In the fight to end gender inequality in education, a community in Nepal provides both boys and girls with solar powered lamps so they can study at night in homes that lack electricity.

In Cambodia, students in an Outreach community receive solar-powered lamps so they can study at night in homes that lack electricity.

Innovative Approaches to ending Gender inequality in education

With these vast disparities, the idea of finding solutions may seem overwhelming. In fact, the people most affected by these poverty-related education issues can find it impossible to solve them alone. This is why Outreach International works to help communities find innovative strategies to improve education access and graduation rates for girls. Community-led initiatives such as mentorship and scholarship programs are effective. Also, school supply projects equip children with the tools they need to make the most of their education opportunities. Creating an environment within a school that is appropriate for girls includes private bathrooms, gender-specific health education, and access to feminine hygiene products. All these steps in combination make girls realize that their society knows they belong in school.

School supply programs in the Philippines give young students the tools they need to succeed in an academic environment.

In the Philippines, two Outreach community-led organizations worked to have school supplies donated for every child.

Advancing Gender Equality Through Education

Achieving gender equality in education is more than a moral imperative. Its benefits reach far beyond individual empowerment. It’s a critical factor in the contribution to economic growth. The more women contribute to the economy of their community, the more that economy grows, the more poverty is reduced, and the healthier and more stable that economy becomes. When we invest specifically in girls’ education, we all see dividends in the future prosperity of entire communities, regions, and indeed nations.

Education as a Driver of Development

Education is among the strongest methods of reducing poverty anywhere in the world. It also improves a community’s overall physical health, as well as increases socio-economic stability and decreases political unrest. For individuals, adequate education increases employment opportunities and earnings potential. Globally, a person experiences a 9% increase in hourly earnings for every additional year of school they complete. This drives long-term economic growth for entire societies, brings disparate social groups closer together, strengthens instituted programs, and spurs innovation in all areas including business and technology. There’s even evidence that communities with a higher average education participate in actions to combat climate change at higher rates.

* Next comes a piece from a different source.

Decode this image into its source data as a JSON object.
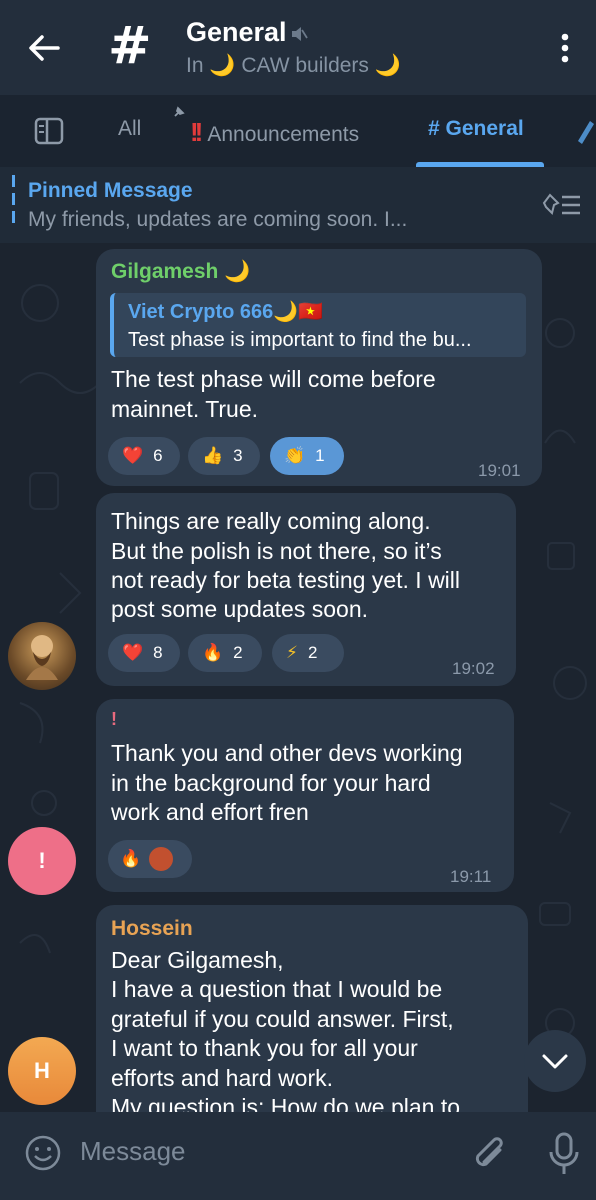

In places like the Philippines, gender inequality in education extends to adult learning, where women gain technical skills they need to succeed.

In the Philippines, women’s education does not stop at secondary school. Continuous learning, adult education, and job training empower women and make life better for everyone.

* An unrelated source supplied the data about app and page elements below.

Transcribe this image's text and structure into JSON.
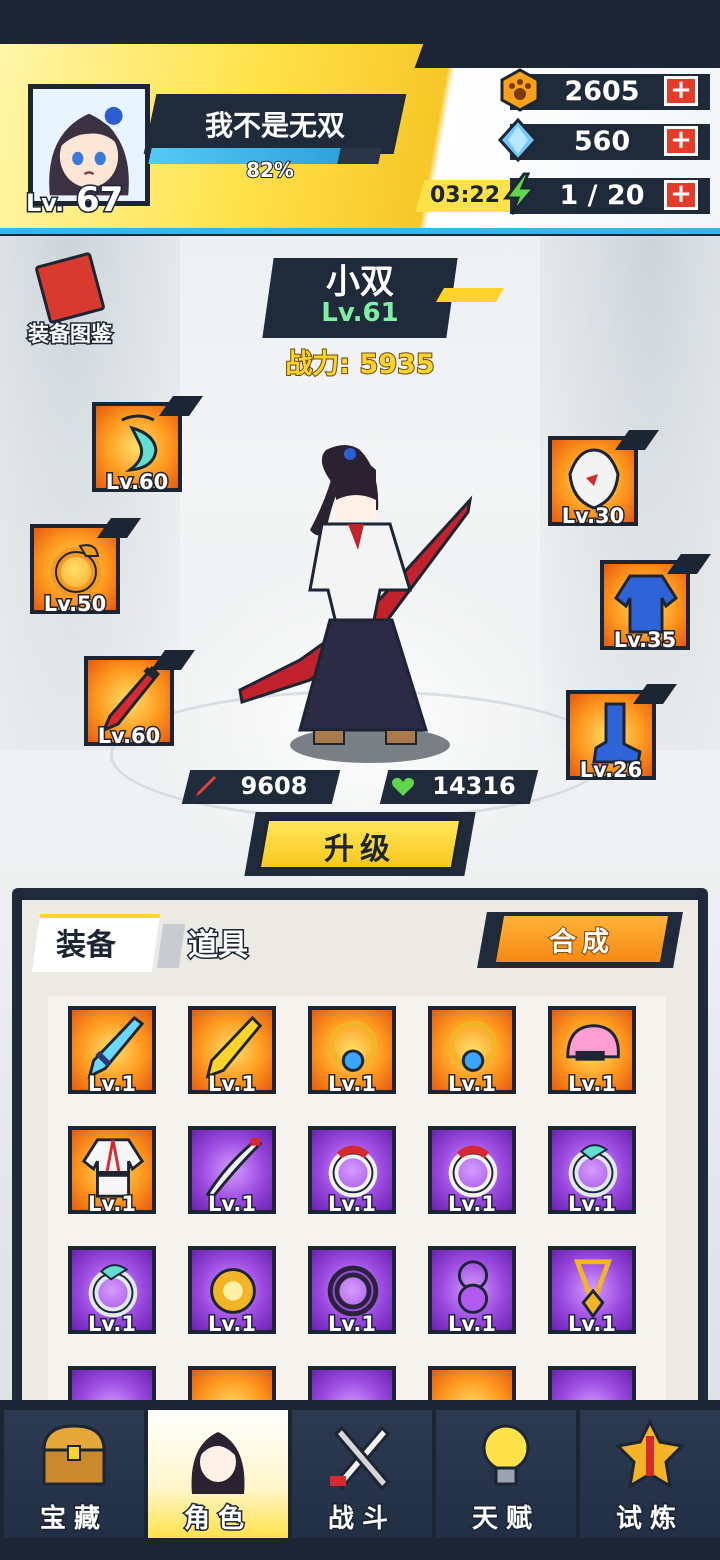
{
  "player": {
    "name": "我不是无双",
    "level_prefix": "Lv.",
    "level": "67",
    "exp_text": "82%",
    "exp_fraction": 0.82
  },
  "resources": {
    "paw": {
      "value": "2605",
      "icon": "paw-coin-icon"
    },
    "gem": {
      "value": "560",
      "icon": "diamond-icon"
    },
    "energy": {
      "value": "1 / 20",
      "timer": "03:22",
      "icon": "lightning-icon"
    },
    "plus": "+"
  },
  "codex": {
    "label": "装备图鉴"
  },
  "hero": {
    "name": "小双",
    "level": "Lv.61",
    "power_label": "战力:",
    "power_value": "5935",
    "attack": "9608",
    "hp": "14316"
  },
  "equipped": {
    "necklace": "Lv.60",
    "ring": "Lv.50",
    "weapon": "Lv.60",
    "helmet": "Lv.30",
    "armor": "Lv.35",
    "boots": "Lv.26"
  },
  "upgrade_label": "升级",
  "panel": {
    "tab_equipment": "装备",
    "tab_items": "道具",
    "compose_label": "合成"
  },
  "inventory": [
    {
      "rarity": "orange",
      "icon": "blue-sword-icon",
      "level": "Lv.1"
    },
    {
      "rarity": "orange",
      "icon": "yellow-blade-icon",
      "level": "Lv.1"
    },
    {
      "rarity": "orange",
      "icon": "gold-necklace-icon",
      "level": "Lv.1"
    },
    {
      "rarity": "orange",
      "icon": "gold-necklace-icon",
      "level": "Lv.1"
    },
    {
      "rarity": "orange",
      "icon": "pink-helmet-icon",
      "level": "Lv.1"
    },
    {
      "rarity": "orange",
      "icon": "karate-gi-icon",
      "level": "Lv.1"
    },
    {
      "rarity": "purple",
      "icon": "white-blade-icon",
      "level": "Lv.1"
    },
    {
      "rarity": "purple",
      "icon": "red-ring-icon",
      "level": "Lv.1"
    },
    {
      "rarity": "purple",
      "icon": "red-ring-icon",
      "level": "Lv.1"
    },
    {
      "rarity": "purple",
      "icon": "teal-ring-icon",
      "level": "Lv.1"
    },
    {
      "rarity": "purple",
      "icon": "teal-ring-icon",
      "level": "Lv.1"
    },
    {
      "rarity": "purple",
      "icon": "gold-ring-icon",
      "level": "Lv.1"
    },
    {
      "rarity": "purple",
      "icon": "dark-ring-icon",
      "level": "Lv.1"
    },
    {
      "rarity": "purple",
      "icon": "purple-pendant-icon",
      "level": "Lv.1"
    },
    {
      "rarity": "purple",
      "icon": "gold-pendant-icon",
      "level": "Lv.1"
    }
  ],
  "nav": [
    {
      "label": "宝藏",
      "icon": "treasure-chest-icon"
    },
    {
      "label": "角色",
      "icon": "character-icon",
      "active": true
    },
    {
      "label": "战斗",
      "icon": "crossed-swords-icon"
    },
    {
      "label": "天赋",
      "icon": "light-bulb-icon"
    },
    {
      "label": "试炼",
      "icon": "trial-emblem-icon"
    }
  ],
  "colors": {
    "navy": "#1c2534",
    "yellow": "#ffe24a",
    "orange_rarity": "#ff9a1f",
    "purple_rarity": "#9b4ae0",
    "red_plus": "#e53b2a",
    "cyan": "#38b6e8"
  }
}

Supporting Global Education Equality Initiatives

Outreach International supports community-led organizations so they can work to provide educational opportunities for girls who live in extreme, chronic poverty. And since every education issue is unique to a community, the organizations learn to tailor their solutions to their own unique issues. Many community groups develop projects that provide school supplies. Others provide school lunch programs. Some offer after-school tutoring. Outreach has even helped community-led organizations build entire schools from the ground up, where before there were none. And all the while, we help each community ensure that every opportunity for education, and the potential for a better life that follows it, is available to all children, boys and girls equally.

Closing the gender gap in education doesn't just empower girls, it empowers entire communities by tapping the potential of all.

How to Help

You can help close the gender gap in education by shopping at our online gift store, where several items represent donations to girls’ education, classroom supplies, school lunches, teacher salaries, and so much more.